> **YOUR OBJECTIVE**
A complete answer lists every line of the entries below where the string "profile" appears.

(Element data from apps and pages)
*-*-*

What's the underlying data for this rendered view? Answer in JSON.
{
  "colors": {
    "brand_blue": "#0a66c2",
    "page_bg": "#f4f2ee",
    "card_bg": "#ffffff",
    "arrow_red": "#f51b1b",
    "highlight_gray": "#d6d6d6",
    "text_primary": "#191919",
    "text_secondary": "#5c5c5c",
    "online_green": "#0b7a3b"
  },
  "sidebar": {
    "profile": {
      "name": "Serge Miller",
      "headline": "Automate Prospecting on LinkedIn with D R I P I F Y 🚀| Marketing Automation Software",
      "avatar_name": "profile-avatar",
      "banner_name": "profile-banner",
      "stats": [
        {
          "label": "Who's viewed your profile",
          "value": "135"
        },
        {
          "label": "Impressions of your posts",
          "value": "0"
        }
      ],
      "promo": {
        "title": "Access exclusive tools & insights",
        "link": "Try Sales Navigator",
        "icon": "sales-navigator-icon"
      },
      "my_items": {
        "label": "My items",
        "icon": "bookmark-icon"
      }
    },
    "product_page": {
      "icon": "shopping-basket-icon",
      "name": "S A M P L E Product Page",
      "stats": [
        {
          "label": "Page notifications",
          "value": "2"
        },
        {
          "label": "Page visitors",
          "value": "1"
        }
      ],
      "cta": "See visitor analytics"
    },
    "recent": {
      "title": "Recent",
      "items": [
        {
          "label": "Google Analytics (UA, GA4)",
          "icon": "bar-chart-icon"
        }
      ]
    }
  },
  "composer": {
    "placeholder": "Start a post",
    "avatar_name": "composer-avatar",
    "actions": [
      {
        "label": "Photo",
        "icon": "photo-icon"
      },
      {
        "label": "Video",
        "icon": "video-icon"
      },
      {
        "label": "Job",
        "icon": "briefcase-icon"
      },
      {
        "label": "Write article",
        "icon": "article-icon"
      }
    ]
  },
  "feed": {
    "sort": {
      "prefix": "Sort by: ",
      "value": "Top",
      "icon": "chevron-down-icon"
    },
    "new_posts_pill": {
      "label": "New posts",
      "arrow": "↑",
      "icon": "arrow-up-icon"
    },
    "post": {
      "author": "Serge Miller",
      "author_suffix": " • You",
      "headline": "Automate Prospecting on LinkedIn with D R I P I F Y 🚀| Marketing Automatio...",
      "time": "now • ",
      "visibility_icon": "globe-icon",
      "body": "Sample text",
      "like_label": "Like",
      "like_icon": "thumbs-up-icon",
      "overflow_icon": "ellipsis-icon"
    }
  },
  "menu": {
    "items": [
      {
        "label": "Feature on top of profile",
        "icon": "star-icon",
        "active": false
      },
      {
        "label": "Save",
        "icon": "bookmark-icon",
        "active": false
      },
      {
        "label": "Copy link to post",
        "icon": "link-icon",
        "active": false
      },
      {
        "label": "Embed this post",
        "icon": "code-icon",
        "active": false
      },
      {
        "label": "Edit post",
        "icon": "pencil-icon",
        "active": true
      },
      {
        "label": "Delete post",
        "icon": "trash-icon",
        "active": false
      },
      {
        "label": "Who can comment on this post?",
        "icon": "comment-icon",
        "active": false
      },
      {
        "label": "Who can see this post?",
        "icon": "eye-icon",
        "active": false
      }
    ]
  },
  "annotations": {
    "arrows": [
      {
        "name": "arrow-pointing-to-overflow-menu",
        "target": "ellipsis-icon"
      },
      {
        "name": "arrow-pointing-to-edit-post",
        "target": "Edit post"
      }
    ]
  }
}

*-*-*

> **EXERCISE OUTPUT**
    "profile": {
      "avatar_name": "profile-avatar",
      "banner_name": "profile-banner",
          "label": "Who's viewed your profile",
        "label": "Feature on top of profile",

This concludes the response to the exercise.